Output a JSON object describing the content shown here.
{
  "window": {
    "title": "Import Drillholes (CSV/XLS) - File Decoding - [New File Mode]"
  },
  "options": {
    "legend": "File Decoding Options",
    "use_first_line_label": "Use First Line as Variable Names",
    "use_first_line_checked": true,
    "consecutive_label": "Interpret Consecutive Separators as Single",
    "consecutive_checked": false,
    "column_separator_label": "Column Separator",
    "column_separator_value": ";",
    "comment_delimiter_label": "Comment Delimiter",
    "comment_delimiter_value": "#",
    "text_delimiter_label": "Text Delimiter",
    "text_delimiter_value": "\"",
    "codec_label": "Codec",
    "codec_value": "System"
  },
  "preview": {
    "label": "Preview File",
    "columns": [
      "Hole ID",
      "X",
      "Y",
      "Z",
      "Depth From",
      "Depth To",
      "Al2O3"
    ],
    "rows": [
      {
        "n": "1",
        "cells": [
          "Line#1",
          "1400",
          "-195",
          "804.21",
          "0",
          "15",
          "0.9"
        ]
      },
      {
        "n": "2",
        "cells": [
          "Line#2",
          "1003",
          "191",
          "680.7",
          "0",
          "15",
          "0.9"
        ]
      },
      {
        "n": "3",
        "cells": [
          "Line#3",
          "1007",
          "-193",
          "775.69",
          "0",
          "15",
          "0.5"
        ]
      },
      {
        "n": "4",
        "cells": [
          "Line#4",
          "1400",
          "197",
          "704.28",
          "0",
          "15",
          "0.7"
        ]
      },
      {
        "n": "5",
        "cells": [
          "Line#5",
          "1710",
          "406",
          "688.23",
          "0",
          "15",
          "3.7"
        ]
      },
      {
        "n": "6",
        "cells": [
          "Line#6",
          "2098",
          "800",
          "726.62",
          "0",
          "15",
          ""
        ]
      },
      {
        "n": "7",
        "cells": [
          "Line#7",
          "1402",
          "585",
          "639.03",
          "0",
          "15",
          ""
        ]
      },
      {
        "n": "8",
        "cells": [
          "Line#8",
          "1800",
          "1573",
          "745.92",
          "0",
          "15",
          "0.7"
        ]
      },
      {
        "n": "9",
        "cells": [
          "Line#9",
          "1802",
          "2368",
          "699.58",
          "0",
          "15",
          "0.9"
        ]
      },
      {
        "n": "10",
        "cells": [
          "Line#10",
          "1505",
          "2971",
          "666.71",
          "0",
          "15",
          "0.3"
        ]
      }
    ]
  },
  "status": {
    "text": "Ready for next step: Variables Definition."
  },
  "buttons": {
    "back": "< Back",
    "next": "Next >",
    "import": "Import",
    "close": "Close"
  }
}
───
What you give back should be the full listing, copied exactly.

Output a JSON object describing the content shown here.
{
  "window": {
    "title": "Import Drillholes (CSV/XLS) - File Decoding - [New File Mode]"
  },
  "options": {
    "legend": "File Decoding Options",
    "use_first_line_label": "Use First Line as Variable Names",
    "use_first_line_checked": true,
    "consecutive_label": "Interpret Consecutive Separators as Single",
    "consecutive_checked": false,
    "column_separator_label": "Column Separator",
    "column_separator_value": ";",
    "comment_delimiter_label": "Comment Delimiter",
    "comment_delimiter_value": "#",
    "text_delimiter_label": "Text Delimiter",
    "text_delimiter_value": "\"",
    "codec_label": "Codec",
    "codec_value": "System"
  },
  "preview": {
    "label": "Preview File",
    "columns": [
      "Hole ID",
      "X",
      "Y",
      "Z",
      "Depth From",
      "Depth To",
      "Al2O3"
    ],
    "rows": [
      {
        "n": "1",
        "cells": [
          "Line#1",
          "1400",
          "-195",
          "804.21",
          "0",
          "15",
          "0.9"
        ]
      },
      {
        "n": "2",
        "cells": [
          "Line#2",
          "1003",
          "191",
          "680.7",
          "0",
          "15",
          "0.9"
        ]
      },
      {
        "n": "3",
        "cells": [
          "Line#3",
          "1007",
          "-193",
          "775.69",
          "0",
          "15",
          "0.5"
        ]
      },
      {
        "n": "4",
        "cells": [
          "Line#4",
          "1400",
          "197",
          "704.28",
          "0",
          "15",
          "0.7"
        ]
      },
      {
        "n": "5",
        "cells": [
          "Line#5",
          "1710",
          "406",
          "688.23",
          "0",
          "15",
          "3.7"
        ]
      },
      {
        "n": "6",
        "cells": [
          "Line#6",
          "2098",
          "800",
          "726.62",
          "0",
          "15",
          ""
        ]
      },
      {
        "n": "7",
        "cells": [
          "Line#7",
          "1402",
          "585",
          "639.03",
          "0",
          "15",
          ""
        ]
      },
      {
        "n": "8",
        "cells": [
          "Line#8",
          "1800",
          "1573",
          "745.92",
          "0",
          "15",
          "0.7"
        ]
      },
      {
        "n": "9",
        "cells": [
          "Line#9",
          "1802",
          "2368",
          "699.58",
          "0",
          "15",
          "0.9"
        ]
      },
      {
        "n": "10",
        "cells": [
          "Line#10",
          "1505",
          "2971",
          "666.71",
          "0",
          "15",
          "0.3"
        ]
      }
    ]
  },
  "status": {
    "text": "Ready for next step: Variables Definition."
  },
  "buttons": {
    "back": "< Back",
    "next": "Next >",
    "import": "Import",
    "close": "Close"
  }
}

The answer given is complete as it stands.